Credits: 3

Prerequisites: COMM 201

JMS 365 - BRAND STORYTELLING

The variety and styles of content marketing including big brands, niche storytelling, video events, nonprofit research papers. Content marketing requires excellent reporting and writing skills: Students will develop story ideas for particular brands, audiences and platforms including the web, social media, and a customer magazine; will conduct research, reporting, and interviews; and will learn to tell nonfiction stories while cognizant of diversity, cultural awareness, and fairness in reporting, design, editing.

Credits: 3

Prerequisites: JOUR 220 or IMC 220 or JMS 220

JMS 373 - EXAMINING MEDIA ETHICS

An investigation of mass-mediated communication, and information as a mass commodity, on values, particularly the value of truth. In an age of information glut, where every possible point of view is represented, all points of view appear to have the same value. Having "values" demands the evaluation of ideas–seeing which ones are "better" than others. This course seeks to help the student find certainty in a culture of confusion.

Credits: 3

Prerequisites: ENG 102

JMS 375 - MEDIA CRITICISM

Students use newspapers, magazines and the Internet in applying contemporary criticism to current media issues and performance. Emphasizes the social impact of mass media messages.

Credits: 3

Prerequisites: COMM 201

JMS 390 - TOPICS IN REPORTING & WRITING

Course content varies by term but may include Literary Journalism, Feature Writing, Investigative Reporting, Editorial and Column Writing, Magazine Writing, Business Writing, Personal Memoir Writing, Science/Medical Writing, Covering Government, Review Writing, Technical Writing, Business Writing, Newsletter Writing, Travel Writing, or Writing for Radio.
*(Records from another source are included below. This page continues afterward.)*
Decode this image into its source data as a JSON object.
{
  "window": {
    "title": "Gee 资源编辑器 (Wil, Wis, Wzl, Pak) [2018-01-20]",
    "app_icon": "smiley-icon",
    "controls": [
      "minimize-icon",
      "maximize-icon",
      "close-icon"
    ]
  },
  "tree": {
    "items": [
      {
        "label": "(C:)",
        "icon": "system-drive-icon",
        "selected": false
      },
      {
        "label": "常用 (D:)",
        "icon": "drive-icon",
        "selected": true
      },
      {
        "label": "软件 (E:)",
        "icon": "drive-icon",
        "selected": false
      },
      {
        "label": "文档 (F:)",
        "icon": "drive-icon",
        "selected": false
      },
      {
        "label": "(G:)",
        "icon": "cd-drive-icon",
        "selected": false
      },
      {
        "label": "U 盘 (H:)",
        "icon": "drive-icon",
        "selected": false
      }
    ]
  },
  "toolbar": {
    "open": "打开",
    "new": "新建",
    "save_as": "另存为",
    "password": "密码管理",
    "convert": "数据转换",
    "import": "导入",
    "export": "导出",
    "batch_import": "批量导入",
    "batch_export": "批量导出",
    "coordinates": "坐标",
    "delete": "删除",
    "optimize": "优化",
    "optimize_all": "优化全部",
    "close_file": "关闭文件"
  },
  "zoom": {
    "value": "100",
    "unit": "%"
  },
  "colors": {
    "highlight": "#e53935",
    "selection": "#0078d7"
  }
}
Credits: 3

Prerequisites: JMS 220

JMS 392 - THE MULTIMEDIA PROJECT

Capstone course for journalism majors, focusing on production of a final reporting project on a selected topic and presented in print, video, and web formats.

Credits: 3

Prerequisites: JOUR 319 or JMS 319

JMS 395 - INDEPENDENT STUDY

Independent projects in journalism and media studies in which students work closely with a faculty supervisor. Students must consult faculty first on their project ideas, then plan for their independent project in consultation with their faculty supervisor. The faculty supervisor must be designated before the student registers for the independent study.

Credits: 1-3

Prerequisites: JMS 220

Course Notes: Consent of instructor and department chair.

JMS 399 - MEDIA INTERNSHIP

In-service training with a professional media operation in print, online or broadcast media operations. Students must successfully complete academic reflections and evaluations during their internship term, in addition to successfully completing a single internship totaling at least 200 on-the-job hours, to receive 3 hours of credit. See internship coordinator or departmental office for syllabus.

Credits: 3

Prerequisites: JOUR 305 or JMS 305

JMS 399P - THE PROFESSIONAL INTERNSHIP

Approval of internship coordinator required. This course is designed for students preparing to take the internship course for full (3 hours) credit. Covers internship search strategies, resume preparation, interviewing skills.

Credits: 0

Prerequisites: JMS 220

JMS 399Y - INTERNSHIP CONTINUATION

Available only to students currently carrying over registration (with an "incomplete" or "in progress" grade) for the credit-bearing JMS 399 Internship course. JMS 399Y is available for students needing to extend their original registration to complete their internship work. Students who wish to register for JMS 399Y should consult the internship coordinator, as this registration requires an additional form and the department chair's approval.

Credits: 0

Prerequisites: (JMS 220 or JMS 305) and JMS 399 (may be taken concurrently)